As I have already pointed out there have been attempts to amend the “deficiencies” associated with significance testing, but this has not worked, leaving very few options other than to look for an alternative. We have just read Schmidt’s (1996) belief that confidence intervals should succeed significance testing – is this the common consensus in the field?

Hunter indicated that other areas of science such as physics and chemistry do not and have not ever relied on significance testing like psychology has, highlighting how other methods must exist – the most dominant technique used by mathematical statisticians is the technique of confidence intervals.

There are alternatives to the significance test that do not share the 60% error rate. For single studies, we can use confidence intervals to measure the potential sampling error in study results.

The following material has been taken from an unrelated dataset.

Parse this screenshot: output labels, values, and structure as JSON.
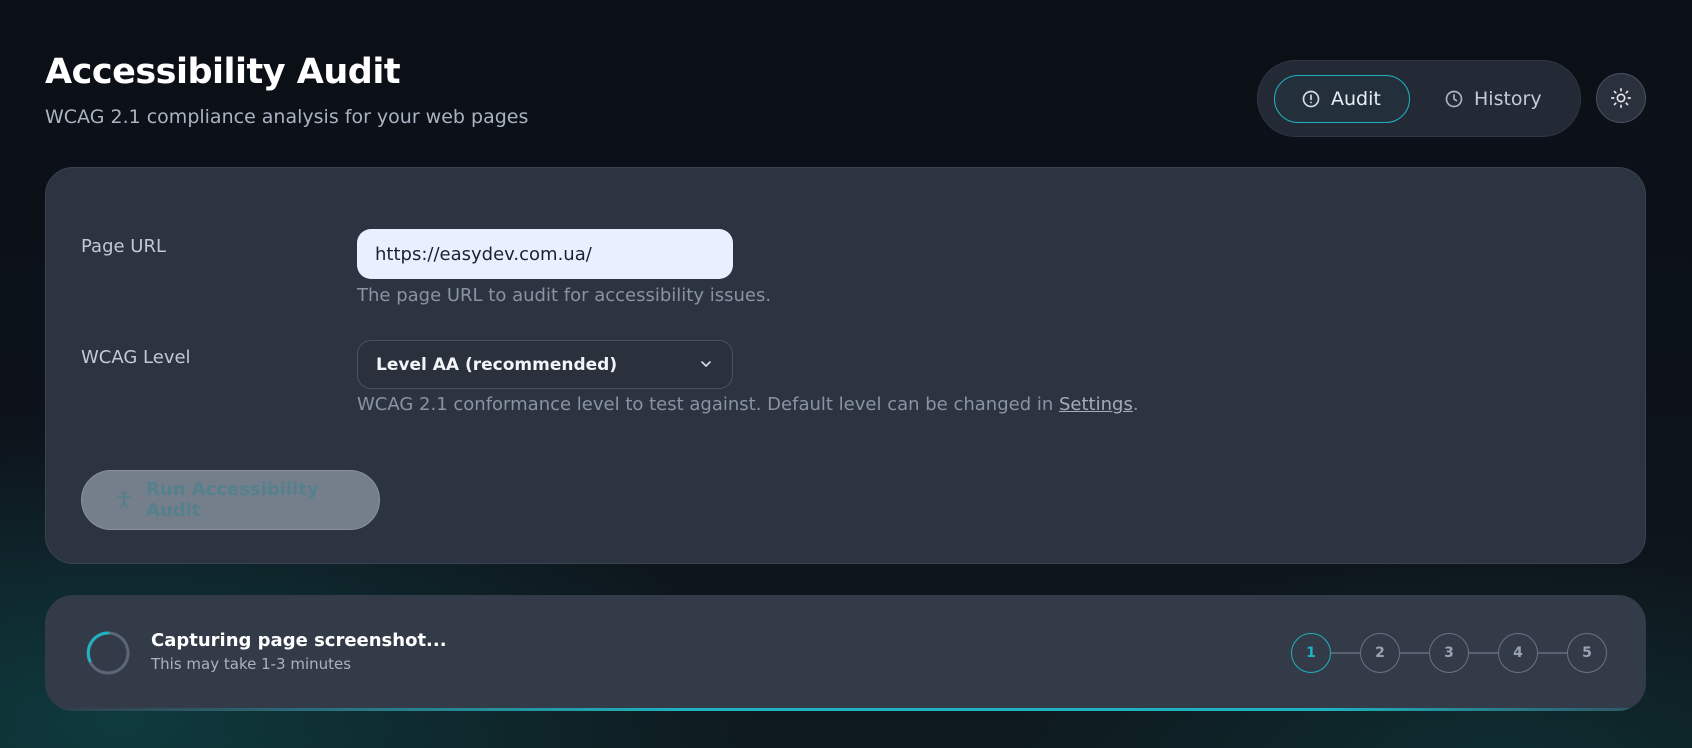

A 95% confidence interval has only a 5% error rate, staggeringly lower than that of the average significance test (the significance test has an average error rate of 60% – worse than the error rate in a ‘coin flip’). Importantly confidence intervals are not context dependent like is significance tests, and thus cannot have the super high error rates that the significance tests possesses when people consistently use it in a context for which it is incompatible.

Confidence Intervals contain the information of a significance test, therefore there is no loss of information and no risk involved when confidence intervals replace significance tests (Brandstratter & Luz, 1999). Taken together, confidence intervals in addition to replications, graphic illustrations and meta-analyses seem to represent a methodically superior alternative to significance tests. Hence, in the long-run, confidence intervals appear to promise a more fruitful avenue for scientific research (Brandstratter & Luz, 1999).

To conclude, the use of significance testing has long been in dispute. Despite researchers being aware of the associated “deficiencies”, its use has not wavered in psychological research. There have been attempts made to amend the significance test by recommending the use of accompanying power analyses, however this did not work. Therefore there appears to be no other option than to use an alternative. The most popular alternative, used in other important facets of science appears to be confidence intervals. The shift from significance testing to the use of confidence intervals seems to come with no disadvantages, confidence intervals contain the same information as the significance test, therefore would be no loss of information and no risk involved in the swap. However, the 60% error rate belonging to the significance test would be replaced with the constant 5% error rate of the confidence interval, a marked improvement.

For further reading, particularly insightful articles –

– Hunter http://www.psych.uncc.edu/acann/Hunter.pdf

– Brandstratter & Linz http://www.psychologie.de/fachgruppen/methoden/mpr-online/issue7/art2/brandstaetter.pdf